> _Work instructions_: Repeat the listing word for word. No pictures belong in the copy.

====================

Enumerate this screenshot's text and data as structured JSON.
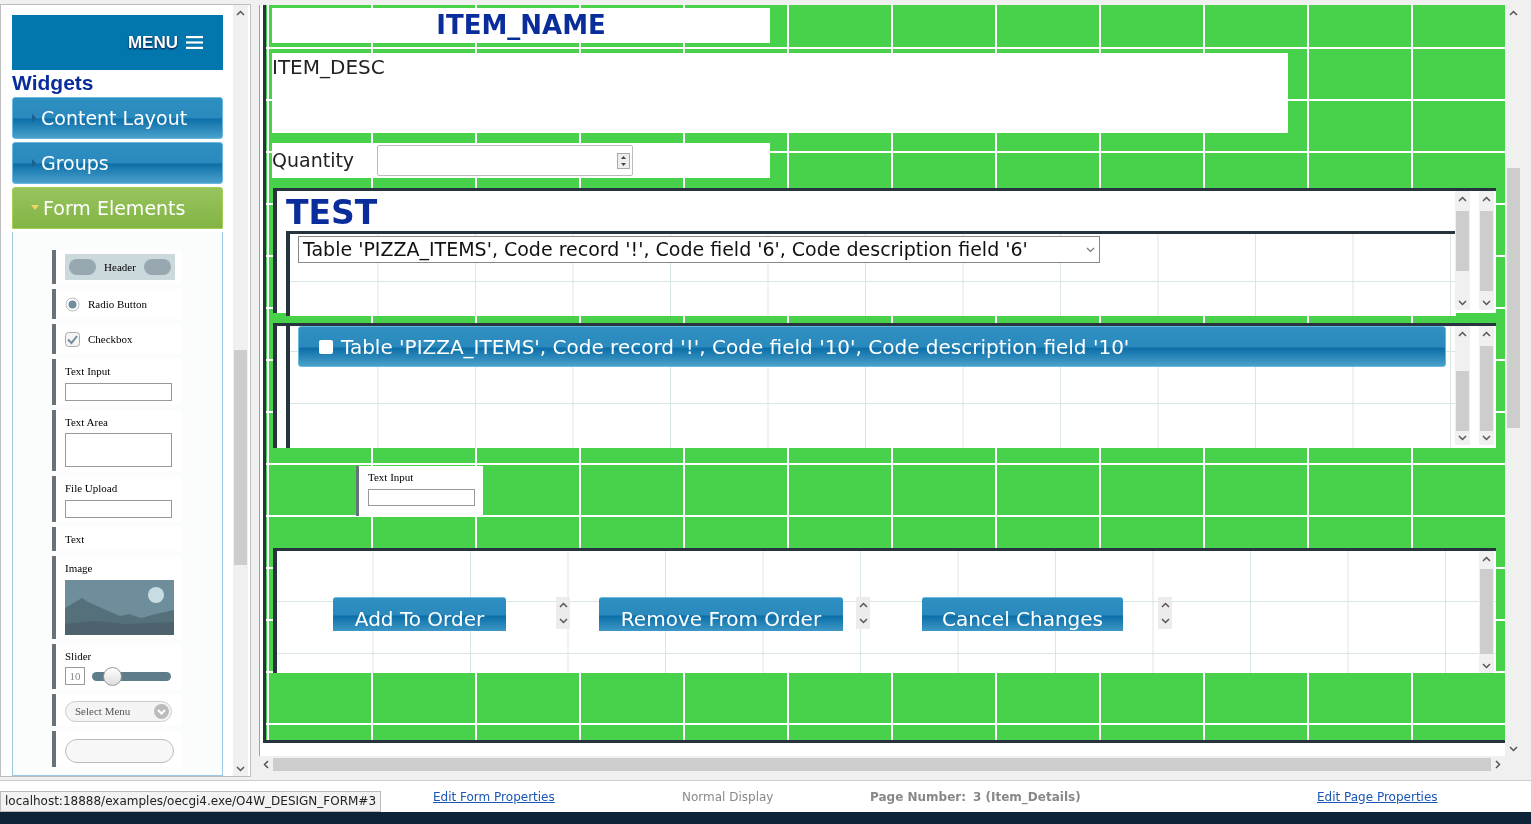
{
  "sidebar": {
    "menu_label": "MENU",
    "title": "Widgets",
    "sections": [
      {
        "label": "Content Layout",
        "expanded": false
      },
      {
        "label": "Groups",
        "expanded": false
      },
      {
        "label": "Form Elements",
        "expanded": true
      }
    ],
    "palette": [
      {
        "kind": "header",
        "label": "Header"
      },
      {
        "kind": "radio",
        "label": "Radio Button",
        "checked": true
      },
      {
        "kind": "checkbox",
        "label": "Checkbox",
        "checked": true
      },
      {
        "kind": "input",
        "label": "Text Input"
      },
      {
        "kind": "textarea",
        "label": "Text Area"
      },
      {
        "kind": "file",
        "label": "File Upload"
      },
      {
        "kind": "text",
        "label": "Text"
      },
      {
        "kind": "image",
        "label": "Image"
      },
      {
        "kind": "slider",
        "label": "Slider",
        "value": "10",
        "level": 0.25
      },
      {
        "kind": "select",
        "label": "Select Menu"
      },
      {
        "kind": "button"
      }
    ]
  },
  "canvas": {
    "item_name": "ITEM_NAME",
    "item_desc": "ITEM_DESC",
    "quantity_label": "Quantity",
    "test_panel": {
      "title": "TEST",
      "select_value": "Table 'PIZZA_ITEMS', Code record '!', Code field '6', Code description field '6'"
    },
    "collapsible": {
      "label": "Table 'PIZZA_ITEMS', Code record '!', Code field '10', Code description field '10'",
      "checked": false
    },
    "text_input_widget": {
      "label": "Text Input"
    },
    "buttons": [
      {
        "label": "Add To Order"
      },
      {
        "label": "Remove From Order"
      },
      {
        "label": "Cancel Changes"
      }
    ]
  },
  "status_bar": {
    "url": "localhost:18888/examples/oecgi4.exe/O4W_DESIGN_FORM#3",
    "edit_form_link": "Edit Form Properties",
    "display_mode": "Normal Display",
    "page_number_label": "Page Number:",
    "page_number_value": "3 (Item_Details)",
    "edit_page_link": "Edit Page Properties"
  }
}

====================

> _Solution to the exercise_:
Enumerate this screenshot's text and data as structured JSON.
{
  "sidebar": {
    "menu_label": "MENU",
    "title": "Widgets",
    "sections": [
      {
        "label": "Content Layout",
        "expanded": false
      },
      {
        "label": "Groups",
        "expanded": false
      },
      {
        "label": "Form Elements",
        "expanded": true
      }
    ],
    "palette": [
      {
        "kind": "header",
        "label": "Header"
      },
      {
        "kind": "radio",
        "label": "Radio Button",
        "checked": true
      },
      {
        "kind": "checkbox",
        "label": "Checkbox",
        "checked": true
      },
      {
        "kind": "input",
        "label": "Text Input"
      },
      {
        "kind": "textarea",
        "label": "Text Area"
      },
      {
        "kind": "file",
        "label": "File Upload"
      },
      {
        "kind": "text",
        "label": "Text"
      },
      {
        "kind": "image",
        "label": "Image"
      },
      {
        "kind": "slider",
        "label": "Slider",
        "value": "10",
        "level": 0.25
      },
      {
        "kind": "select",
        "label": "Select Menu"
      },
      {
        "kind": "button"
      }
    ]
  },
  "canvas": {
    "item_name": "ITEM_NAME",
    "item_desc": "ITEM_DESC",
    "quantity_label": "Quantity",
    "test_panel": {
      "title": "TEST",
      "select_value": "Table 'PIZZA_ITEMS', Code record '!', Code field '6', Code description field '6'"
    },
    "collapsible": {
      "label": "Table 'PIZZA_ITEMS', Code record '!', Code field '10', Code description field '10'",
      "checked": false
    },
    "text_input_widget": {
      "label": "Text Input"
    },
    "buttons": [
      {
        "label": "Add To Order"
      },
      {
        "label": "Remove From Order"
      },
      {
        "label": "Cancel Changes"
      }
    ]
  },
  "status_bar": {
    "url": "localhost:18888/examples/oecgi4.exe/O4W_DESIGN_FORM#3",
    "edit_form_link": "Edit Form Properties",
    "display_mode": "Normal Display",
    "page_number_label": "Page Number:",
    "page_number_value": "3 (Item_Details)",
    "edit_page_link": "Edit Page Properties"
  }
}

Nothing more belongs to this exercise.